ASSIGNED TASK: List each line of the data that holds the word "this".
===
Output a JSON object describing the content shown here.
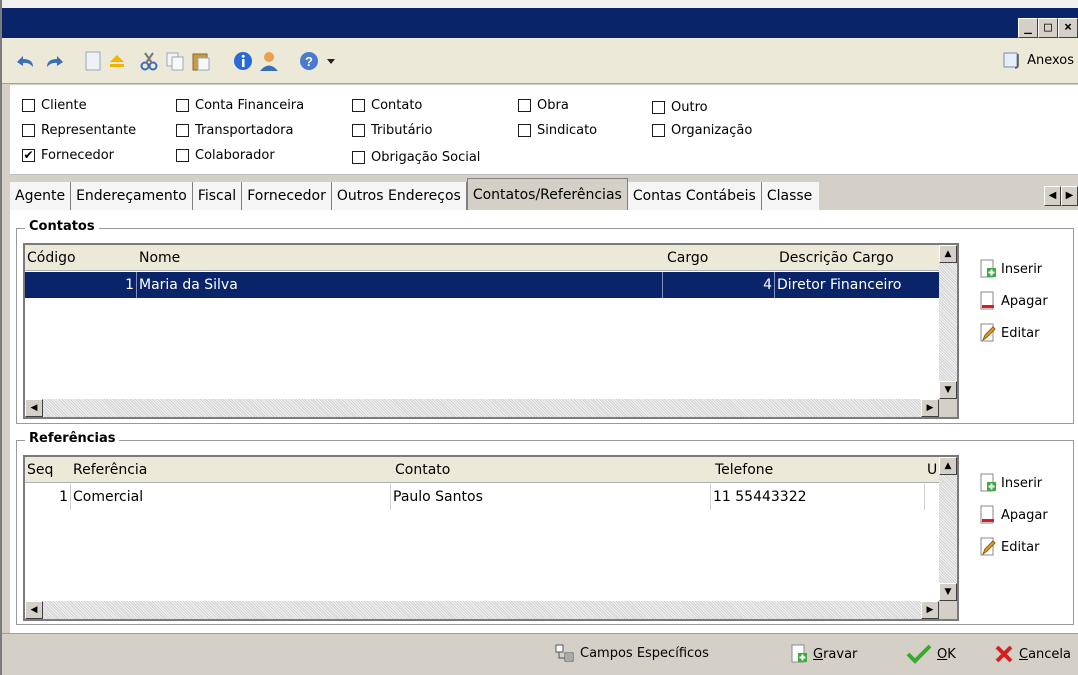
{
  "window_buttons": [
    "_",
    "□",
    "×"
  ],
  "toolbar": {
    "anexos_label": "Anexos"
  },
  "checks": [
    {
      "label": "Cliente",
      "checked": false
    },
    {
      "label": "Representante",
      "checked": false
    },
    {
      "label": "Fornecedor",
      "checked": true
    },
    {
      "label": "Conta Financeira",
      "checked": false
    },
    {
      "label": "Transportadora",
      "checked": false
    },
    {
      "label": "Colaborador",
      "checked": false
    },
    {
      "label": "Contato",
      "checked": false
    },
    {
      "label": "Tributário",
      "checked": false
    },
    {
      "label": "Obrigação Social",
      "checked": false
    },
    {
      "label": "Obra",
      "checked": false
    },
    {
      "label": "Sindicato",
      "checked": false
    },
    {
      "label": "Outro",
      "checked": false
    },
    {
      "label": "Organização",
      "checked": false
    }
  ],
  "tabs": [
    "Agente",
    "Endereçamento",
    "Fiscal",
    "Fornecedor",
    "Outros Endereços",
    "Contatos/Referências",
    "Contas Contábeis",
    "Classe"
  ],
  "contatos": {
    "title": "Contatos",
    "columns": [
      "Código",
      "Nome",
      "Cargo",
      "Descrição Cargo"
    ],
    "rows": [
      {
        "codigo": "1",
        "nome": "Maria da Silva",
        "cargo": "4",
        "descricao": "Diretor Financeiro"
      }
    ]
  },
  "referencias": {
    "title": "Referências",
    "columns": [
      "Seq",
      "Referência",
      "Contato",
      "Telefone",
      "U"
    ],
    "rows": [
      {
        "seq": "1",
        "referencia": "Comercial",
        "contato": "Paulo Santos",
        "telefone": "11 55443322"
      }
    ]
  },
  "side_buttons": {
    "inserir": "Inserir",
    "apagar": "Apagar",
    "editar": "Editar"
  },
  "footer": {
    "campos": "Campos Específicos",
    "gravar_u": "G",
    "gravar_rest": "ravar",
    "ok_u": "O",
    "ok_rest": "K",
    "cancelar_u": "C",
    "cancelar_rest": "ancela"
  }
}
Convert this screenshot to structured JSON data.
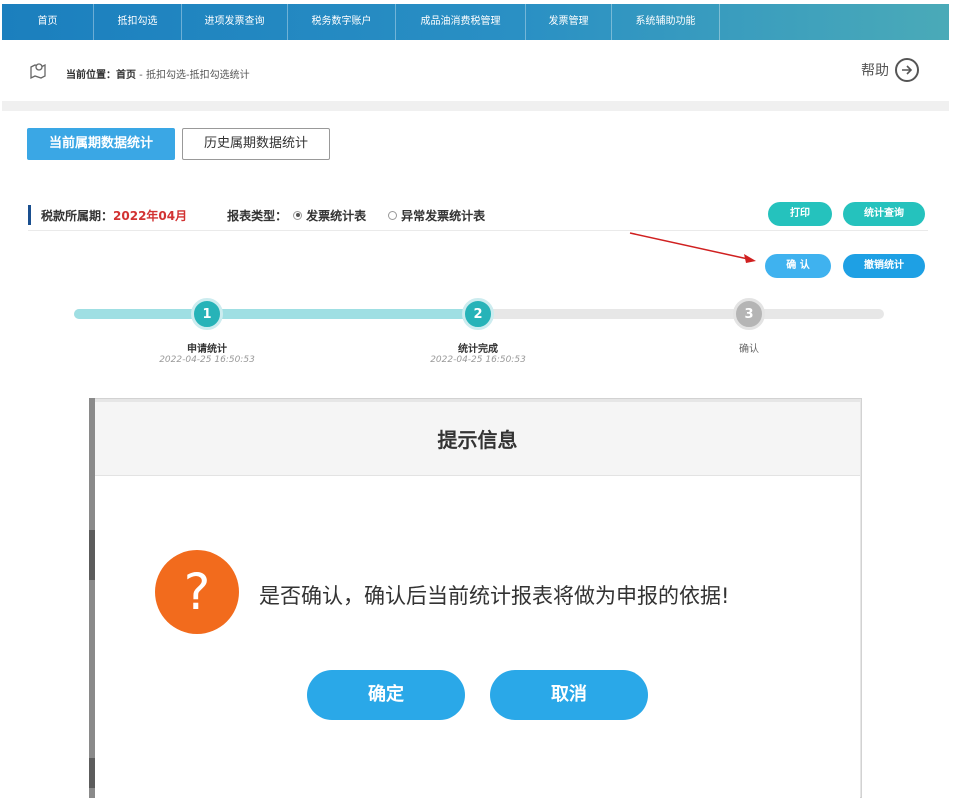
{
  "nav": {
    "items": [
      "首页",
      "抵扣勾选",
      "进项发票查询",
      "税务数字账户",
      "成品油消费税管理",
      "发票管理",
      "系统辅助功能"
    ]
  },
  "breadcrumb": {
    "prefix": "当前位置：首页",
    "path": " - 抵扣勾选-抵扣勾选统计"
  },
  "help": {
    "label": "帮助"
  },
  "tabs": {
    "current": "当前属期数据统计",
    "history": "历史属期数据统计"
  },
  "info": {
    "period_label": "税款所属期：",
    "period_value": "2022年04月",
    "type_label": "报表类型：",
    "options": [
      "发票统计表",
      "异常发票统计表"
    ],
    "selected": "发票统计表"
  },
  "buttons": {
    "print": "打印",
    "query": "统计查询",
    "confirm": "确 认",
    "revoke": "撤销统计"
  },
  "steps": [
    {
      "num": "1",
      "label": "申请统计",
      "time": "2022-04-25 16:50:53",
      "status": "done"
    },
    {
      "num": "2",
      "label": "统计完成",
      "time": "2022-04-25 16:50:53",
      "status": "done"
    },
    {
      "num": "3",
      "label": "确认",
      "time": "",
      "status": "todo"
    }
  ],
  "modal": {
    "title": "提示信息",
    "message": "是否确认，确认后当前统计报表将做为申报的依据!",
    "icon": "question-icon",
    "ok": "确定",
    "cancel": "取消"
  },
  "colors": {
    "nav": "#1b7fbe",
    "teal": "#25c2bd",
    "blue": "#2aa8e8",
    "orange": "#f26b1d",
    "period_red": "#d23232"
  }
}
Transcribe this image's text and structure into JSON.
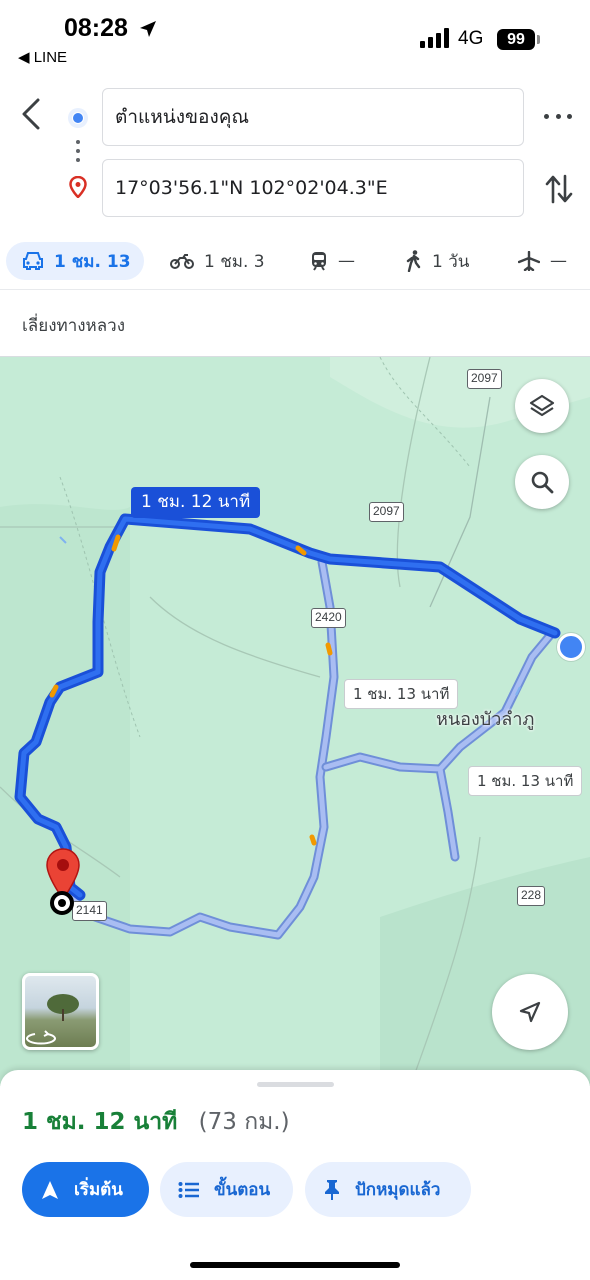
{
  "status_bar": {
    "time": "08:28",
    "back_app": "◀ LINE",
    "network": "4G",
    "battery": "99"
  },
  "directions": {
    "from": "ตำแหน่งของคุณ",
    "to": "17°03'56.1\"N 102°02'04.3\"E"
  },
  "modes": [
    {
      "name": "car",
      "label": "1 ชม. 13",
      "selected": true
    },
    {
      "name": "motorcycle",
      "label": "1 ชม. 3"
    },
    {
      "name": "transit",
      "label": "—"
    },
    {
      "name": "walk",
      "label": "1 วัน"
    },
    {
      "name": "flight",
      "label": "—"
    }
  ],
  "options": {
    "avoid_label": "เลี่ยงทางหลวง"
  },
  "map": {
    "road_shields": [
      "2097",
      "2097",
      "2420",
      "228",
      "2141"
    ],
    "selected_route_label": "1 ชม. 12 นาที",
    "alt_route_labels": [
      "1 ชม. 13 นาที",
      "1 ชม. 13 นาที"
    ],
    "town_name": "หนองบัวลำภู",
    "colors": {
      "selected_route": "#1a50d8",
      "alt_route": "#a9bdf2",
      "map_land": "#c5ebd6"
    }
  },
  "summary": {
    "duration": "1 ชม. 12 นาที",
    "distance": "(73 กม.)"
  },
  "actions": {
    "start": "เริ่มต้น",
    "steps": "ขั้นตอน",
    "pinned": "ปักหมุดแล้ว"
  }
}
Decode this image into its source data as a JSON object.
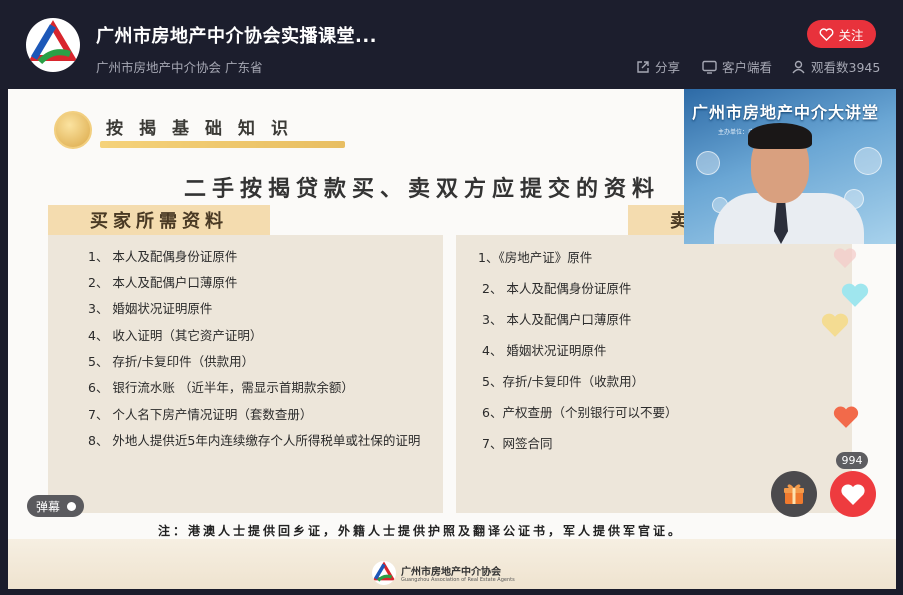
{
  "header": {
    "title": "广州市房地产中介协会实播课堂...",
    "subtitle": "广州市房地产中介协会 广东省",
    "follow_label": "关注",
    "share_label": "分享",
    "client_watch_label": "客户端看",
    "view_count_label": "观看数3945"
  },
  "slide": {
    "section_title": "按揭基础知识",
    "main_title": "二手按揭贷款买、卖双方应提交的资料",
    "buyer_heading": "买家所需资料",
    "seller_heading_partial": "卖",
    "buyer_items": [
      "1、 本人及配偶身份证原件",
      "2、 本人及配偶户口薄原件",
      "3、 婚姻状况证明原件",
      "4、 收入证明（其它资产证明）",
      "5、 存折/卡复印件（供款用）",
      "6、 银行流水账 （近半年，需显示首期款余额）",
      "7、 个人名下房产情况证明（套数查册）",
      "8、 外地人提供近5年内连续缴存个人所得税单或社保的证明"
    ],
    "seller_items": [
      "1、《房地产证》原件",
      "2、 本人及配偶身份证原件",
      "3、 本人及配偶户口薄原件",
      "4、 婚姻状况证明原件",
      "5、存折/卡复印件（收款用）",
      "6、产权查册（个别银行可以不要）",
      "7、网签合同"
    ],
    "note": "注：港澳人士提供回乡证，外籍人士提供护照及翻译公证书，军人提供军官证。",
    "footer_org": "广州市房地产中介协会",
    "footer_org_en": "Guangzhou Association of Real Estate Agents"
  },
  "video": {
    "title": "广州市房地产中介大讲堂",
    "sub": "主办单位：广州市房地产中介协会"
  },
  "controls": {
    "danmu_label": "弹幕",
    "like_count": "994"
  },
  "colors": {
    "accent": "#e8323c",
    "header_bg": "#1c1e2d",
    "panel_bg": "#ede6da",
    "heading_bg": "#f4dcaf"
  }
}
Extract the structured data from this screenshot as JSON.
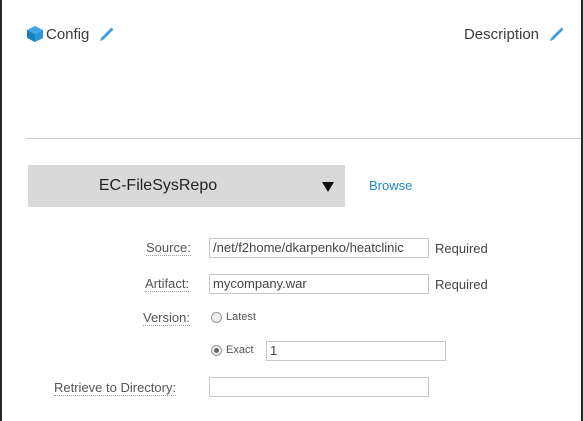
{
  "header": {
    "title": "Config",
    "description_label": "Description",
    "icon": "cube-icon",
    "edit_icon": "pencil-icon"
  },
  "repository": {
    "selected": "EC-FileSysRepo",
    "dropdown_icon": "caret-down-icon",
    "browse_label": "Browse"
  },
  "form": {
    "source": {
      "label": "Source:",
      "value": "/net/f2home/dkarpenko/heatclinic",
      "required_label": "Required"
    },
    "artifact": {
      "label": "Artifact:",
      "value": "mycompany.war",
      "required_label": "Required"
    },
    "version": {
      "label": "Version:",
      "options": [
        {
          "label": "Latest",
          "selected": false
        },
        {
          "label": "Exact",
          "selected": true
        }
      ],
      "exact_value": "1"
    },
    "retrieve_dir": {
      "label": "Retrieve to Directory:",
      "value": ""
    }
  },
  "colors": {
    "accent": "#1f88c9",
    "select_bg": "#d9d9d9",
    "divider": "#cfcfcf"
  }
}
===
RESULT:
Convert this screenshot to structured JSON data.
Transcribe this image's text and structure into JSON.
Decode this image into its source data as a JSON object.
Extract the structured data from this screenshot as JSON.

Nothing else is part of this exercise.